__DATA RECORDS__

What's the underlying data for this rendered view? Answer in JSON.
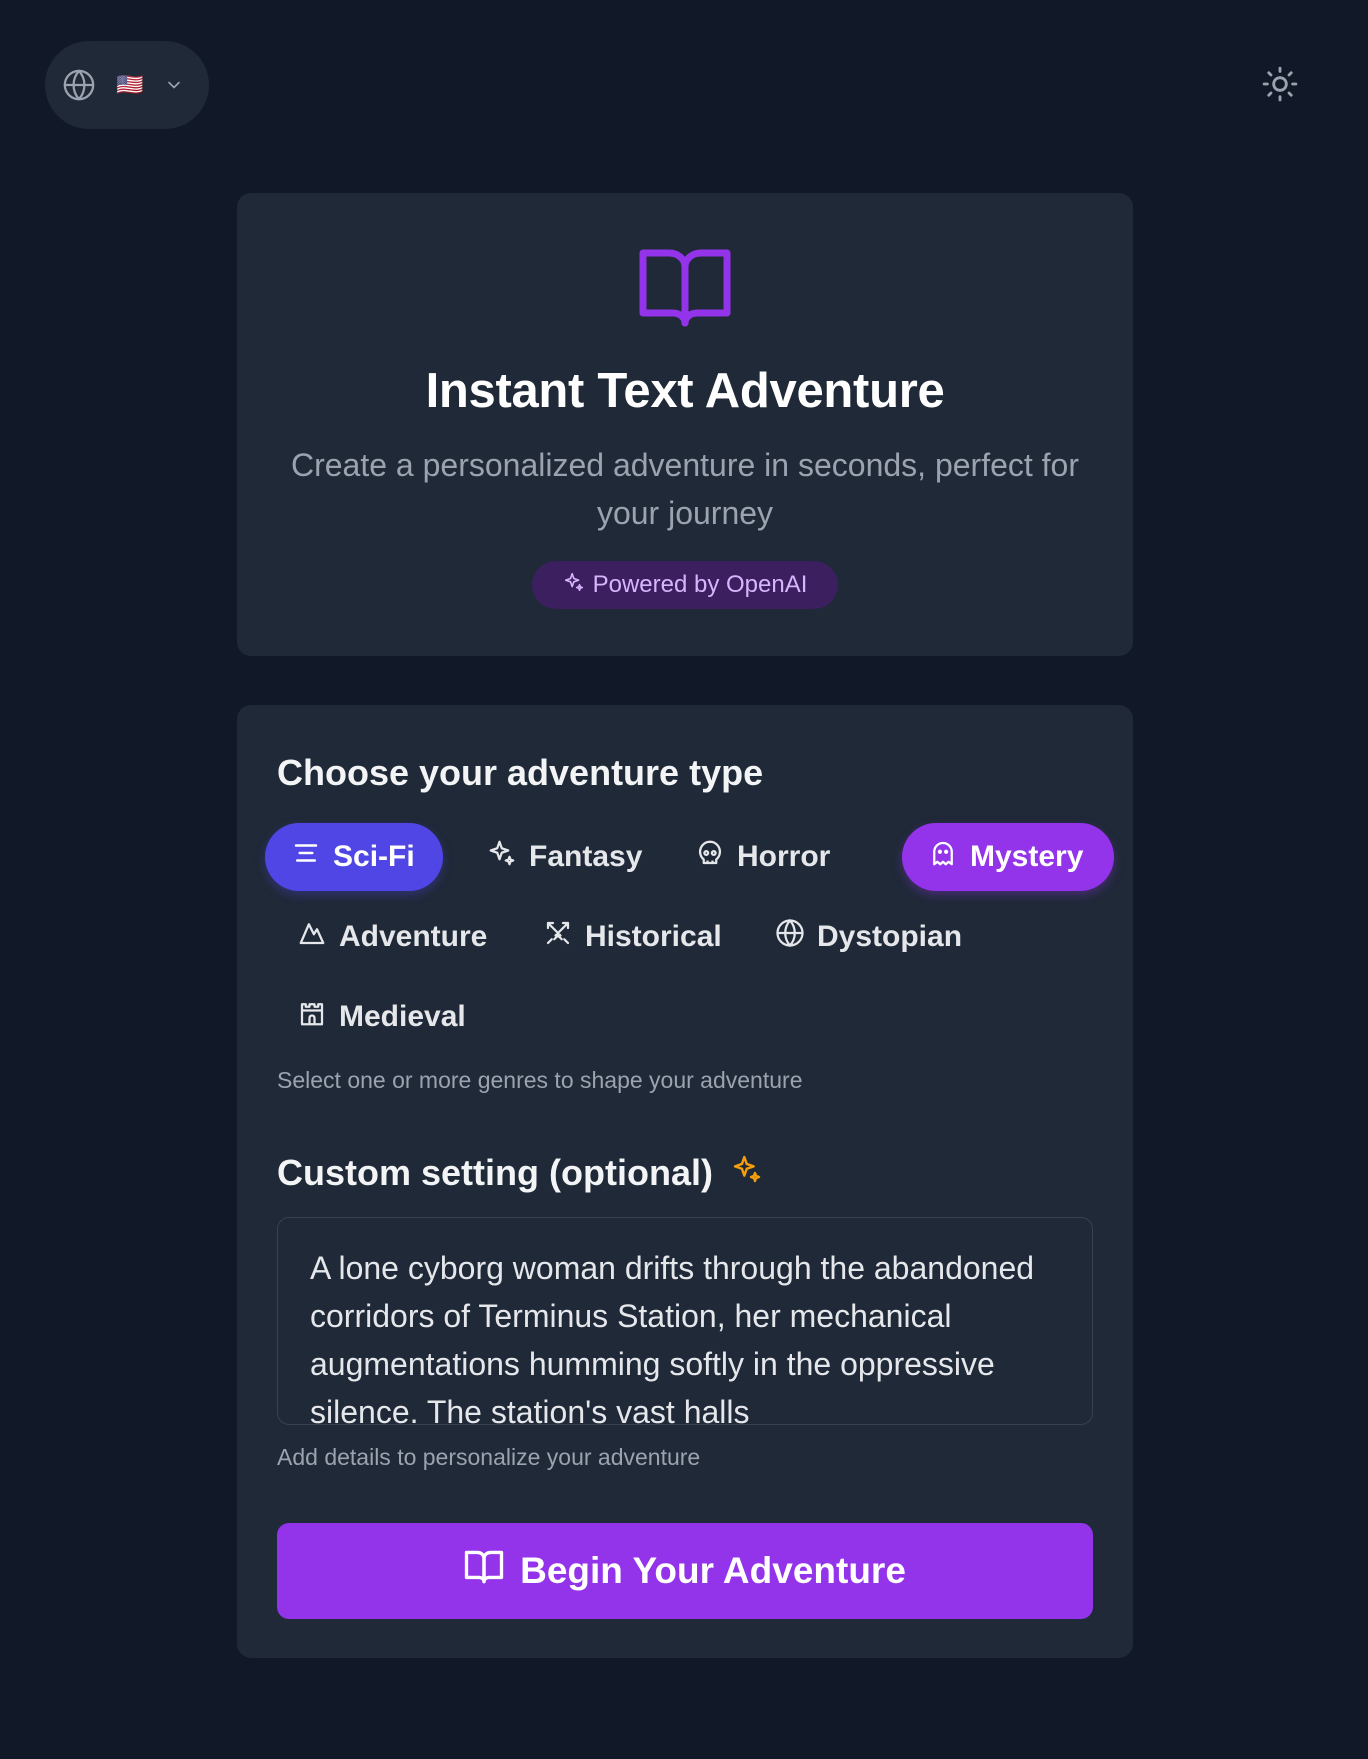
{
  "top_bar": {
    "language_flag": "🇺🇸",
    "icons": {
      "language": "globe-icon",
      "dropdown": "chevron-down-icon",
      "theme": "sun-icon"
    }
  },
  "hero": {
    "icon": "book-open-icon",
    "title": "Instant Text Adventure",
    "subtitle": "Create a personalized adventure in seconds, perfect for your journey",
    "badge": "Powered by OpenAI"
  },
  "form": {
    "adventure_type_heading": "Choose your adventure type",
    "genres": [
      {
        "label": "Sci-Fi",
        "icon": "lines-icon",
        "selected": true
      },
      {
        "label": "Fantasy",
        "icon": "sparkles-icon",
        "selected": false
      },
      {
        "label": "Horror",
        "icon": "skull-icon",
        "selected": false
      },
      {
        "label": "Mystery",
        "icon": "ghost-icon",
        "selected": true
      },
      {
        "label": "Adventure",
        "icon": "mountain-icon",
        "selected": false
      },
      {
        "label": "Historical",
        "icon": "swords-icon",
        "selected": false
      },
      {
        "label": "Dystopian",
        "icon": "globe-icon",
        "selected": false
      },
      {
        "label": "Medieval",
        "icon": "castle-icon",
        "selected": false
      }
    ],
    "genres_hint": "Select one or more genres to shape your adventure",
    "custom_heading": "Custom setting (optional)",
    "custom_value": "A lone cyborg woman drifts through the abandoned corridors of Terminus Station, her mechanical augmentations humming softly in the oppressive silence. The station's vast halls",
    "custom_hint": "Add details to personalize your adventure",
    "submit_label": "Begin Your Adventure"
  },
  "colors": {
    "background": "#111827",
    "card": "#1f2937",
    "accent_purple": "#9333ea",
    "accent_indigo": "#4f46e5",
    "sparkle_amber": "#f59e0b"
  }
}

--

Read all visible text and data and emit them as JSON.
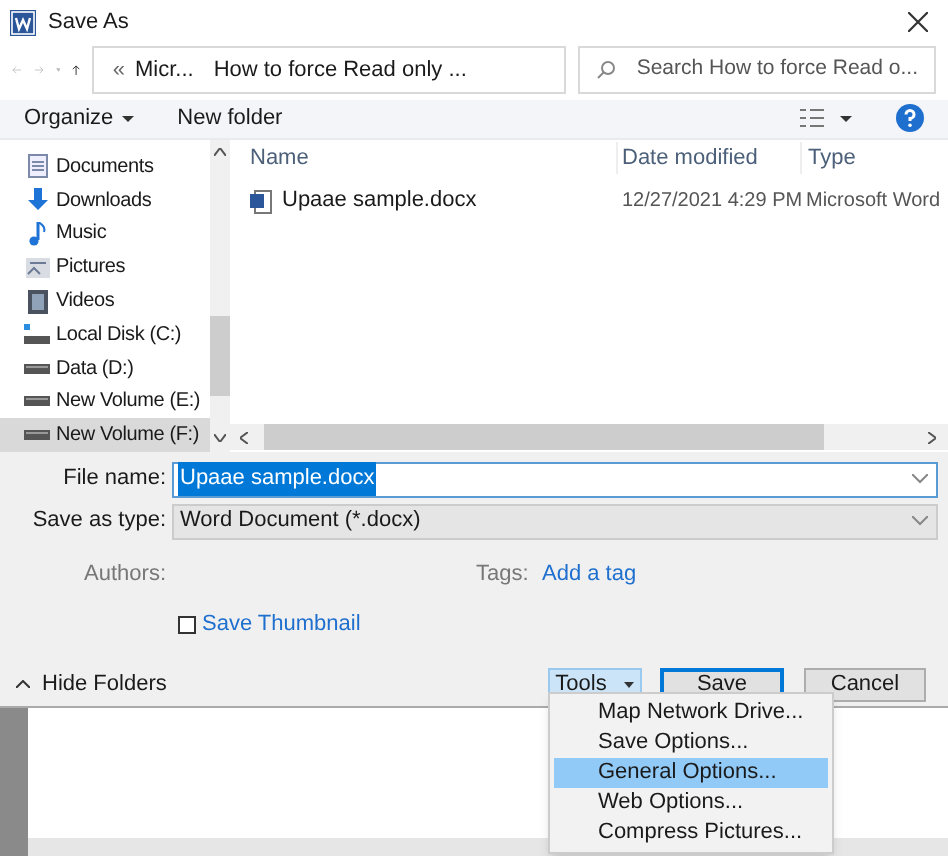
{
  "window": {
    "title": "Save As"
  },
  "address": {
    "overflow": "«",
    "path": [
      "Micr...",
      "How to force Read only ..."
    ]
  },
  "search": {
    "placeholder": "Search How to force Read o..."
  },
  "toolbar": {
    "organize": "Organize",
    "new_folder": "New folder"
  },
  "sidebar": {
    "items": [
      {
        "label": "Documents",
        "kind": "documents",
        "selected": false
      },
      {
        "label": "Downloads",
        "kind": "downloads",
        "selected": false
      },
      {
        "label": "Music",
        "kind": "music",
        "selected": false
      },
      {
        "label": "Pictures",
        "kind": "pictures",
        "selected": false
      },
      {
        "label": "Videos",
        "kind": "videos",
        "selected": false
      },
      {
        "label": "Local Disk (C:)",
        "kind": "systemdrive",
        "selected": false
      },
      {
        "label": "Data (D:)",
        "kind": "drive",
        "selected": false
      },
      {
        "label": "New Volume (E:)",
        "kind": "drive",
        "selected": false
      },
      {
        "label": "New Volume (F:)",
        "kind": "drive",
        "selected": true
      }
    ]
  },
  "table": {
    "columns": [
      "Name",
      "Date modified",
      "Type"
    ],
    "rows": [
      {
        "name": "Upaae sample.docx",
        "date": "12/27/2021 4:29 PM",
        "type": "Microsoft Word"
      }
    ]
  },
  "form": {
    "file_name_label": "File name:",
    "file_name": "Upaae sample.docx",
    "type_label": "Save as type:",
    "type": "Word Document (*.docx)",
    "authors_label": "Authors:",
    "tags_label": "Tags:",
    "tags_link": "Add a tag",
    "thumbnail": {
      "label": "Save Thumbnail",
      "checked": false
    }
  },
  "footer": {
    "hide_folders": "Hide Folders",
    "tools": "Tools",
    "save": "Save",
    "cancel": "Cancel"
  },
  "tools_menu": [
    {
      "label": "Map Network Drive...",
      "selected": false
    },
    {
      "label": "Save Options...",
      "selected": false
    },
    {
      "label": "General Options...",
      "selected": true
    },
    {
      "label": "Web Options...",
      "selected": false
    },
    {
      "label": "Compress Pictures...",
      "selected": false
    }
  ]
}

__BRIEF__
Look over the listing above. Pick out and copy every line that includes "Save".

__RESULT__
    "title": "Save As"
    "type_label": "Save as type:",
      "label": "Save Thumbnail",
    "save": "Save",
      "label": "Save Options...",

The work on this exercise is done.